● **THE PROBLEM**:
Leaving out all images, return the entries below exactly.

● **DATASET RECORDS**:
+++++
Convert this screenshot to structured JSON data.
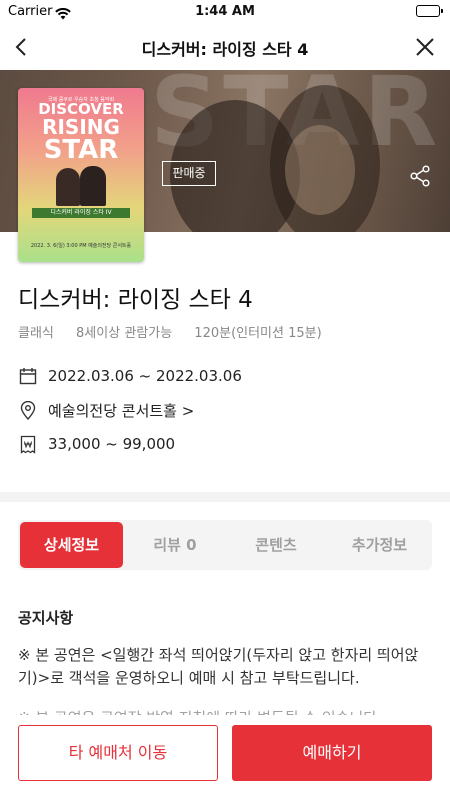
{
  "status_bar": {
    "carrier": "Carrier",
    "time": "1:44 AM"
  },
  "nav": {
    "title": "디스커버: 라이징 스타 4"
  },
  "poster": {
    "top_text": "국제 콩쿠르 우승자 초청 음악회",
    "title_line1": "DISCOVER",
    "title_line2": "RISING",
    "title_line3": "STAR",
    "band_text": "디스커버 라이징 스타 IV",
    "date_text": "2022. 3. 6(일) 3:00 PM 예술의전당 콘서트홀"
  },
  "hero": {
    "bg_text": "STAR",
    "badge": "판매중"
  },
  "event": {
    "title": "디스커버: 라이징 스타 4",
    "genre": "클래식",
    "age": "8세이상 관람가능",
    "runtime": "120분(인터미션 15분)",
    "dates": "2022.03.06 ~ 2022.03.06",
    "venue": "예술의전당 콘서트홀 >",
    "price": "33,000 ~ 99,000"
  },
  "tabs": [
    {
      "label": "상세정보",
      "active": true
    },
    {
      "label": "리뷰 0",
      "active": false
    },
    {
      "label": "콘텐츠",
      "active": false
    },
    {
      "label": "추가정보",
      "active": false
    }
  ],
  "notice": {
    "title": "공지사항",
    "body": "※ 본 공연은 <일행간 좌석 띄어앉기(두자리 앉고 한자리 띄어앉기)>로 객석을 운영하오니 예매 시 참고 부탁드립니다.",
    "more": "※ 본 공연은 공연장 방역 지침에 따라 변동될 수 있습니다."
  },
  "bottom": {
    "other_vendor": "타 예매처 이동",
    "book": "예매하기"
  },
  "colors": {
    "accent": "#e63139",
    "muted": "#888888",
    "tab_bg": "#f4f4f4"
  }
}
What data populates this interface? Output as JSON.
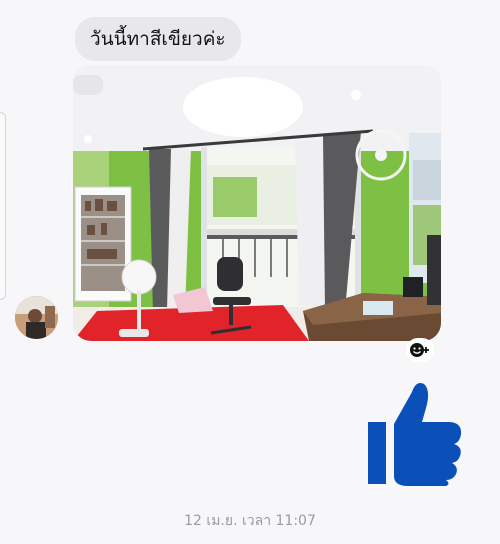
{
  "chat": {
    "message_text": "วันนี้ทาสีเขียวค่ะ",
    "timestamp": "12 เม.ย. เวลา 11:07"
  },
  "icons": {
    "reaction": "smiley-plus-icon",
    "like": "thumbs-up-icon"
  },
  "colors": {
    "bubble_bg": "#e8e8ec",
    "like_blue": "#0b4fb8",
    "wall_green": "#7dc043",
    "floor_red": "#e0242a"
  }
}
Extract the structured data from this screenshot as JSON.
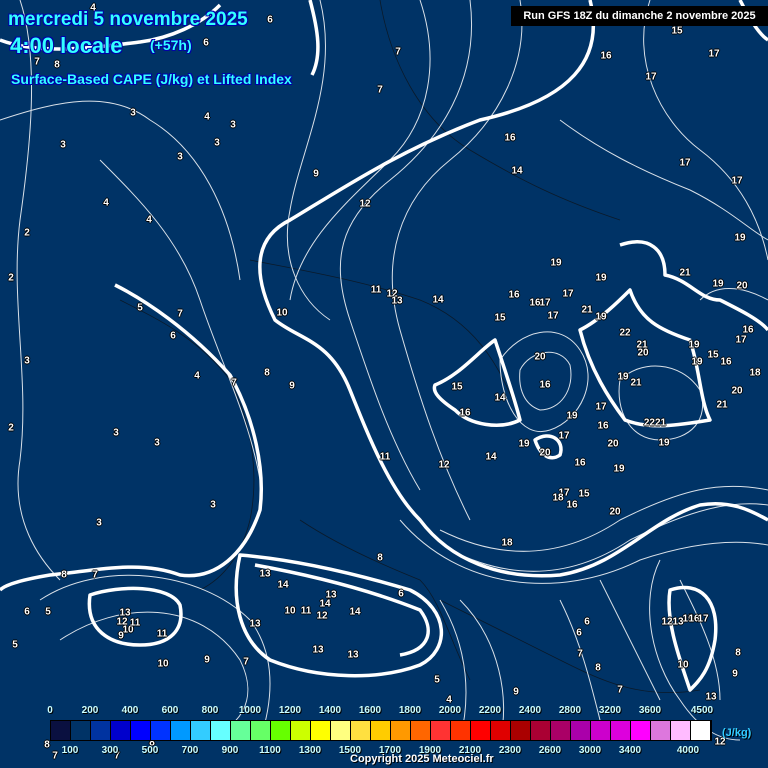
{
  "header": {
    "date": "mercredi 5 novembre 2025",
    "time": "4:00 locale",
    "lead": "(+57h)",
    "parameter": "Surface-Based CAPE (J/kg) et Lifted Index",
    "run": "Run GFS 18Z du dimanche 2 novembre 2025"
  },
  "legend": {
    "colors": [
      "#0a1040",
      "#003366",
      "#0033a0",
      "#0000cc",
      "#0000ff",
      "#0033ff",
      "#0099ff",
      "#33ccff",
      "#66ffff",
      "#66ff99",
      "#66ff66",
      "#66ff00",
      "#ccff00",
      "#ffff00",
      "#ffff80",
      "#ffe040",
      "#ffcc00",
      "#ff9900",
      "#ff6600",
      "#ff3333",
      "#ff3300",
      "#ff0000",
      "#e00000",
      "#aa0000",
      "#aa0033",
      "#aa0066",
      "#aa00aa",
      "#cc00cc",
      "#dd00dd",
      "#ff00ff",
      "#dd77dd",
      "#ffbbff",
      "#ffffff"
    ],
    "top_labels": [
      "0",
      "200",
      "400",
      "600",
      "800",
      "1000",
      "1200",
      "1400",
      "1600",
      "1800",
      "2000",
      "2200",
      "2400",
      "2800",
      "3200",
      "3600",
      "4500"
    ],
    "bottom_labels": [
      "100",
      "300",
      "500",
      "700",
      "900",
      "1100",
      "1300",
      "1500",
      "1700",
      "1900",
      "2100",
      "2300",
      "2600",
      "3000",
      "3400",
      "4000"
    ],
    "unit": "(J/kg)"
  },
  "copyright": "Copyright 2025 Meteociel.fr",
  "lifted_index_labels": [
    "4",
    "6",
    "6",
    "7",
    "8",
    "7",
    "7",
    "3",
    "4",
    "3",
    "3",
    "3",
    "3",
    "9",
    "4",
    "4",
    "2",
    "12",
    "2",
    "5",
    "7",
    "6",
    "10",
    "11",
    "12",
    "13",
    "14",
    "3",
    "4",
    "7",
    "8",
    "9",
    "2",
    "3",
    "3",
    "11",
    "12",
    "3",
    "3",
    "8",
    "7",
    "8",
    "13",
    "14",
    "13",
    "14",
    "14",
    "6",
    "10",
    "11",
    "12",
    "13",
    "12",
    "10",
    "11",
    "9",
    "11",
    "13",
    "13",
    "13",
    "10",
    "9",
    "7",
    "6",
    "5",
    "5",
    "5",
    "4",
    "9",
    "7",
    "8",
    "7",
    "6",
    "6",
    "15",
    "16",
    "17",
    "17",
    "16",
    "14",
    "17",
    "17",
    "19",
    "21",
    "19",
    "20",
    "19",
    "19",
    "16",
    "16",
    "17",
    "17",
    "17",
    "21",
    "19",
    "22",
    "15",
    "20",
    "21",
    "20",
    "19",
    "15",
    "19",
    "16",
    "16",
    "17",
    "15",
    "16",
    "19",
    "21",
    "14",
    "16",
    "17",
    "19",
    "18",
    "20",
    "21",
    "2221",
    "19",
    "20",
    "17",
    "16",
    "20",
    "19",
    "14",
    "16",
    "19",
    "17",
    "18",
    "15",
    "16",
    "20",
    "18",
    "12",
    "13",
    "15",
    "16",
    "17",
    "10",
    "8",
    "9",
    "13",
    "12",
    "8",
    "7",
    "7",
    "8"
  ]
}
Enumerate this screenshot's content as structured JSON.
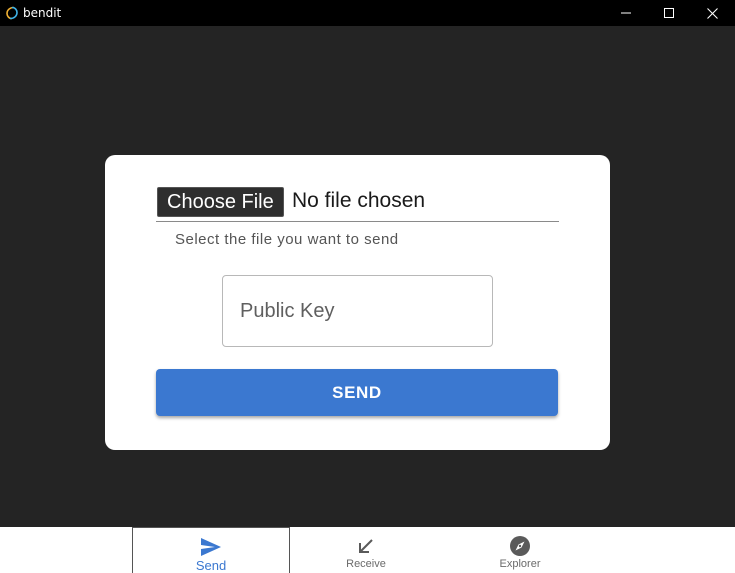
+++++
● **EXERCISE ANSWER**:
Convert this screenshot to structured JSON data.
{
  "status_bar": {
    "carrier": "Carrier",
    "time": "1:44 AM"
  },
  "nav": {
    "title": "디스커버: 라이징 스타 4"
  },
  "poster": {
    "top_text": "국제 콩쿠르 우승자 초청 음악회",
    "title_line1": "DISCOVER",
    "title_line2": "RISING",
    "title_line3": "STAR",
    "band_text": "디스커버 라이징 스타 IV",
    "date_text": "2022. 3. 6(일) 3:00 PM 예술의전당 콘서트홀"
  },
  "hero": {
    "bg_text": "STAR",
    "badge": "판매중"
  },
  "event": {
    "title": "디스커버: 라이징 스타 4",
    "genre": "클래식",
    "age": "8세이상 관람가능",
    "runtime": "120분(인터미션 15분)",
    "dates": "2022.03.06 ~ 2022.03.06",
    "venue": "예술의전당 콘서트홀 >",
    "price": "33,000 ~ 99,000"
  },
  "tabs": [
    {
      "label": "상세정보",
      "active": true
    },
    {
      "label": "리뷰 0",
      "active": false
    },
    {
      "label": "콘텐츠",
      "active": false
    },
    {
      "label": "추가정보",
      "active": false
    }
  ],
  "notice": {
    "title": "공지사항",
    "body": "※ 본 공연은 <일행간 좌석 띄어앉기(두자리 앉고 한자리 띄어앉기)>로 객석을 운영하오니 예매 시 참고 부탁드립니다.",
    "more": "※ 본 공연은 공연장 방역 지침에 따라 변동될 수 있습니다."
  },
  "bottom": {
    "other_vendor": "타 예매처 이동",
    "book": "예매하기"
  },
  "colors": {
    "accent": "#e63139",
    "muted": "#888888",
    "tab_bg": "#f4f4f4"
  }
}
What data populates this interface? Output as JSON.
{
  "chat": {
    "message_text": "วันนี้ทาสีเขียวค่ะ",
    "timestamp": "12 เม.ย. เวลา 11:07"
  },
  "icons": {
    "reaction": "smiley-plus-icon",
    "like": "thumbs-up-icon"
  },
  "colors": {
    "bubble_bg": "#e8e8ec",
    "like_blue": "#0b4fb8",
    "wall_green": "#7dc043",
    "floor_red": "#e0242a"
  }
}
Extract the structured data from this screenshot as JSON.
{
  "header": {
    "date": "mercredi 5 novembre 2025",
    "time": "4:00 locale",
    "lead": "(+57h)",
    "parameter": "Surface-Based CAPE (J/kg) et Lifted Index",
    "run": "Run GFS 18Z du dimanche 2 novembre 2025"
  },
  "legend": {
    "colors": [
      "#0a1040",
      "#003366",
      "#0033a0",
      "#0000cc",
      "#0000ff",
      "#0033ff",
      "#0099ff",
      "#33ccff",
      "#66ffff",
      "#66ff99",
      "#66ff66",
      "#66ff00",
      "#ccff00",
      "#ffff00",
      "#ffff80",
      "#ffe040",
      "#ffcc00",
      "#ff9900",
      "#ff6600",
      "#ff3333",
      "#ff3300",
      "#ff0000",
      "#e00000",
      "#aa0000",
      "#aa0033",
      "#aa0066",
      "#aa00aa",
      "#cc00cc",
      "#dd00dd",
      "#ff00ff",
      "#dd77dd",
      "#ffbbff",
      "#ffffff"
    ],
    "top_labels": [
      "0",
      "200",
      "400",
      "600",
      "800",
      "1000",
      "1200",
      "1400",
      "1600",
      "1800",
      "2000",
      "2200",
      "2400",
      "2800",
      "3200",
      "3600",
      "4500"
    ],
    "bottom_labels": [
      "100",
      "300",
      "500",
      "700",
      "900",
      "1100",
      "1300",
      "1500",
      "1700",
      "1900",
      "2100",
      "2300",
      "2600",
      "3000",
      "3400",
      "4000"
    ],
    "unit": "(J/kg)"
  },
  "copyright": "Copyright 2025 Meteociel.fr",
  "lifted_index_labels": [
    "4",
    "6",
    "6",
    "7",
    "8",
    "7",
    "7",
    "3",
    "4",
    "3",
    "3",
    "3",
    "3",
    "9",
    "4",
    "4",
    "2",
    "12",
    "2",
    "5",
    "7",
    "6",
    "10",
    "11",
    "12",
    "13",
    "14",
    "3",
    "4",
    "7",
    "8",
    "9",
    "2",
    "3",
    "3",
    "11",
    "12",
    "3",
    "3",
    "8",
    "7",
    "8",
    "13",
    "14",
    "13",
    "14",
    "14",
    "6",
    "10",
    "11",
    "12",
    "13",
    "12",
    "10",
    "11",
    "9",
    "11",
    "13",
    "13",
    "13",
    "10",
    "9",
    "7",
    "6",
    "5",
    "5",
    "5",
    "4",
    "9",
    "7",
    "8",
    "7",
    "6",
    "6",
    "15",
    "16",
    "17",
    "17",
    "16",
    "14",
    "17",
    "17",
    "19",
    "21",
    "19",
    "20",
    "19",
    "19",
    "16",
    "16",
    "17",
    "17",
    "17",
    "21",
    "19",
    "22",
    "15",
    "20",
    "21",
    "20",
    "19",
    "15",
    "19",
    "16",
    "16",
    "17",
    "15",
    "16",
    "19",
    "21",
    "14",
    "16",
    "17",
    "19",
    "18",
    "20",
    "21",
    "2221",
    "19",
    "20",
    "17",
    "16",
    "20",
    "19",
    "14",
    "16",
    "19",
    "17",
    "18",
    "15",
    "16",
    "20",
    "18",
    "12",
    "13",
    "15",
    "16",
    "17",
    "10",
    "8",
    "9",
    "13",
    "12",
    "8",
    "7",
    "7",
    "8"
  ]
}
Enumerate this screenshot's content as structured JSON.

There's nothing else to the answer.